Shropshire History

Matthew Webb

Return

to Index

 

 

1848 – Born at Dawley, the son of a Coalbrookdale doctor.

 

1860 - Webb learned to swim in the River Severn at Coalbrookdale and aged 12 he joined the merchant navy. He served a three-year apprenticeship with Rathbone Brothers of Liverpool and, while serving as second mate on the Cunard ship “Russia” travelling from New York to Liverpool, he attempted to rescue a man overboard by diving into the sea in the mid-Atlantic. The man was never found but Webb's daring won him an award of £100. He was awarded the Stanhope Medal and became a hero of the British press.

 

1863 - In the summer, while at home, he rescued his 12 year old brother Thomas from drowning in the River Severn near Ironbridge.

 

1873 - Webb was serving as captain of the steamship “Emerald” when he read an account of a failed attempt to swim the English Channel. He was inspired to try himself and left his job to begin training, first at Lambeth Baths, then in the cold waters of the River Thames, the English Channel and Hollingworth Lake.

 

1875 – On 12th August he made his first cross-Channel swimming attempt but strong winds and poor sea conditions forced him to abandon the swim.

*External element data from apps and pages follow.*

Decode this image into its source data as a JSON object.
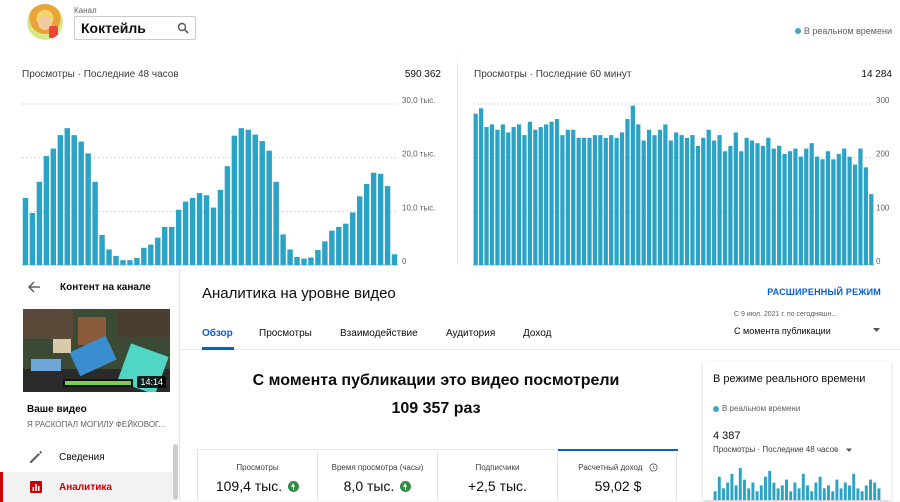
{
  "header": {
    "channel_label": "Канал",
    "channel_name": "Коктейль",
    "realtime_label": "В реальном времени"
  },
  "colors": {
    "bar": "#2ba3c6",
    "accent": "#065fd4",
    "active": "#cc0000",
    "up": "#2f8d45"
  },
  "chart_data": [
    {
      "type": "bar",
      "title": "Просмотры · Последние 48 часов",
      "total": "590 362",
      "ytick_labels": [
        "30,0 тыс.",
        "20,0 тыс.",
        "10,0 тыс.",
        "0"
      ],
      "yticks": [
        30000,
        20000,
        10000,
        0
      ],
      "ylim": [
        0,
        30000
      ],
      "values": [
        12500,
        9700,
        15500,
        20300,
        21700,
        24200,
        25500,
        24200,
        23000,
        20800,
        15500,
        5600,
        2900,
        1700,
        900,
        900,
        1300,
        3200,
        3800,
        5100,
        7100,
        7100,
        10300,
        11800,
        12500,
        13400,
        13000,
        10700,
        14000,
        18400,
        24100,
        25500,
        25200,
        24300,
        23100,
        21300,
        15500,
        5700,
        2900,
        1500,
        1200,
        1400,
        2800,
        4400,
        6400,
        7100,
        7700,
        9800,
        12800,
        15100,
        17200,
        17000,
        14700,
        2000
      ]
    },
    {
      "type": "bar",
      "title": "Просмотры · Последние 60 минут",
      "total": "14 284",
      "ytick_labels": [
        "300",
        "200",
        "100",
        "0"
      ],
      "yticks": [
        300,
        200,
        100,
        0
      ],
      "ylim": [
        0,
        300
      ],
      "values": [
        282,
        292,
        257,
        262,
        252,
        262,
        247,
        257,
        262,
        242,
        267,
        252,
        257,
        262,
        267,
        272,
        242,
        252,
        252,
        237,
        237,
        237,
        242,
        242,
        237,
        242,
        237,
        247,
        272,
        297,
        262,
        232,
        252,
        242,
        252,
        262,
        232,
        247,
        242,
        237,
        242,
        222,
        237,
        252,
        232,
        242,
        212,
        222,
        247,
        212,
        237,
        232,
        227,
        222,
        237,
        217,
        222,
        207,
        212,
        217,
        202,
        217,
        227,
        202,
        197,
        212,
        197,
        207,
        217,
        202,
        187,
        217,
        182,
        132
      ]
    },
    {
      "type": "bar",
      "title": "Просмотры · Последние 48 часов",
      "values": [
        3,
        8,
        4,
        6,
        9,
        5,
        11,
        7,
        4,
        6,
        3,
        5,
        8,
        10,
        6,
        4,
        5,
        7,
        3,
        6,
        4,
        9,
        5,
        3,
        6,
        8,
        4,
        5,
        3,
        7,
        4,
        6,
        5,
        9,
        4,
        3,
        5,
        7,
        6,
        4
      ]
    }
  ],
  "sidebar": {
    "header": "Контент на канале",
    "thumb_duration": "14:14",
    "your_video": "Ваше видео",
    "video_title": "Я РАСКОПАЛ МОГИЛУ ФЕЙКОВОГ...",
    "items": [
      {
        "label": "Сведения"
      },
      {
        "label": "Аналитика"
      }
    ]
  },
  "main": {
    "title": "Аналитика на уровне видео",
    "advanced_mode": "РАСШИРЕННЫЙ РЕЖИМ",
    "tabs": [
      {
        "label": "Обзор"
      },
      {
        "label": "Просмотры"
      },
      {
        "label": "Взаимодействие"
      },
      {
        "label": "Аудитория"
      },
      {
        "label": "Доход"
      }
    ],
    "date_range_label": "С 9 июл. 2021 г. по сегодняшн...",
    "date_range_value": "С момента публикации",
    "headline_line1": "С момента публикации это видео посмотрели",
    "headline_line2": "109 357 раз",
    "stats": [
      {
        "label": "Просмотры",
        "value": "109,4 тыс.",
        "trend": "up"
      },
      {
        "label": "Время просмотра (часы)",
        "value": "8,0 тыс.",
        "trend": "up"
      },
      {
        "label": "Подписчики",
        "value": "+2,5 тыс.",
        "trend": ""
      },
      {
        "label": "Расчетный доход",
        "value": "59,02 $",
        "trend": ""
      }
    ]
  },
  "realtime_card": {
    "title": "В режиме реального времени",
    "live_label": "В реальном времени",
    "count": "4 387",
    "period": "Просмотры · Последние 48 часов"
  }
}
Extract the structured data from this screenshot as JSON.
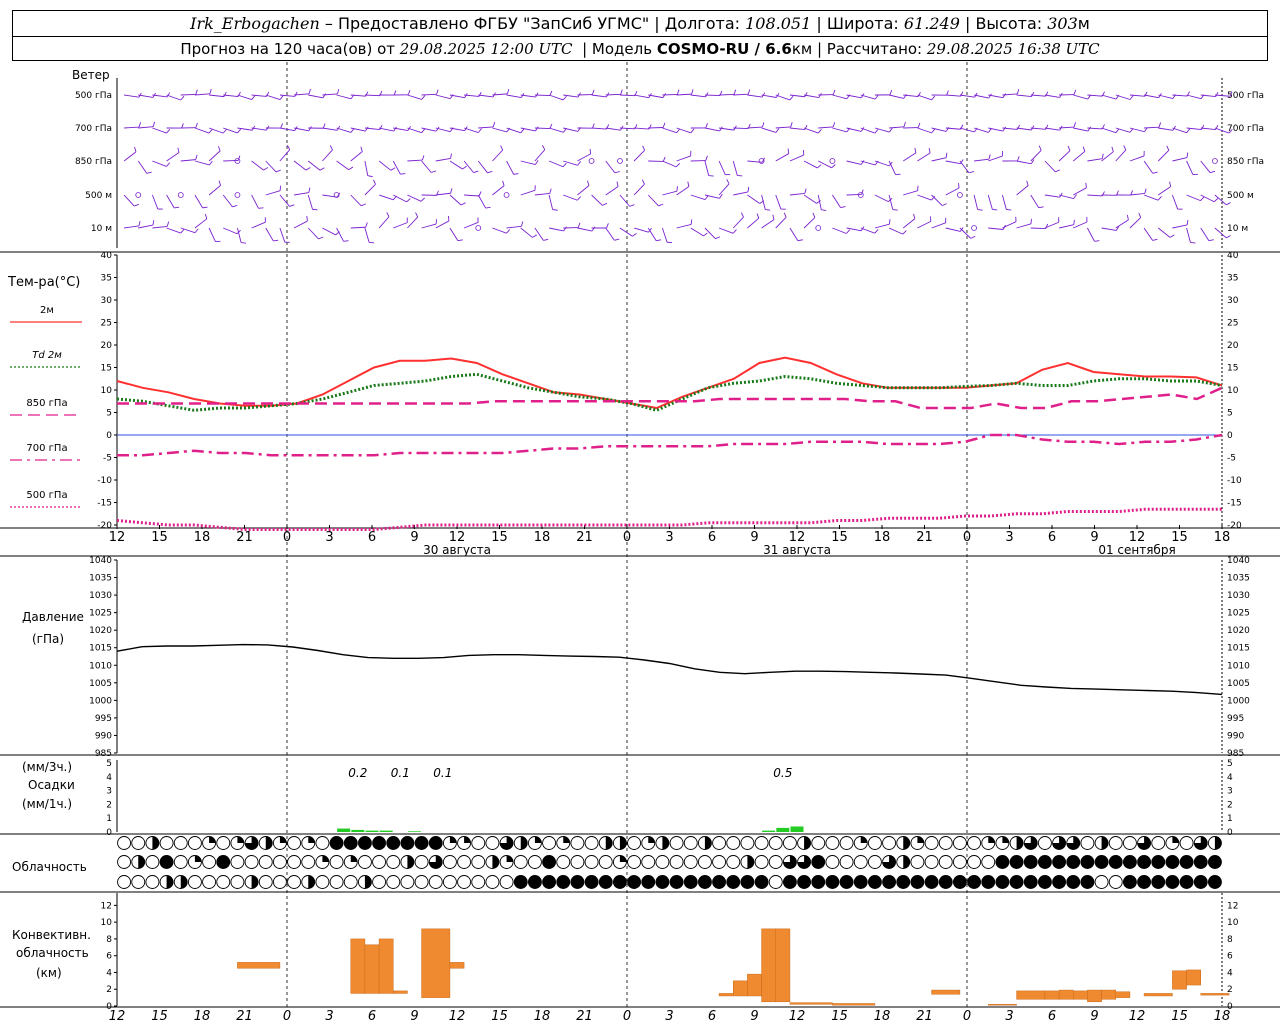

On 24th August he began a second swim by diving in from the Admiralty Pier at Dover. Backed by three escort boats and smeared in porpoise oil, he set off into the ebb tide at a steady breaststroke. Despite stings from jellyfish and strong currents off Cap Gris Nez, which prevented him reaching the shore for 5 hours, after 21 hours and 45 minutes he landed near Calais. This was the first successful cross-channel swim. His zig-zag course across the Channel was over 39 miles long.

 

After his record swim, Captain Webb became a professional swimmer. He licensed his name for merchandising pottery and a brand of matches, then wrote a book called “The Art of Swimming”. He participated in exhibition swimming matches and stunts such as floating in a tank of water for 128 hours.

 

      

 

1880 – In April, he married Madeline Chaddock, and they had two children.

 

1883 – In July, he attempted to swim through the Whirlpool Rapids on the Niagara River below Niagara Falls. He jumped into the river from a small boat located near the Niagara Falls Suspension Bridge and began his swim. He survived the first part of the swim but drowned in the section of the river located near the entrance to the whirlpool. Webb was buried in Oakwood Cemetery at Niagara Falls.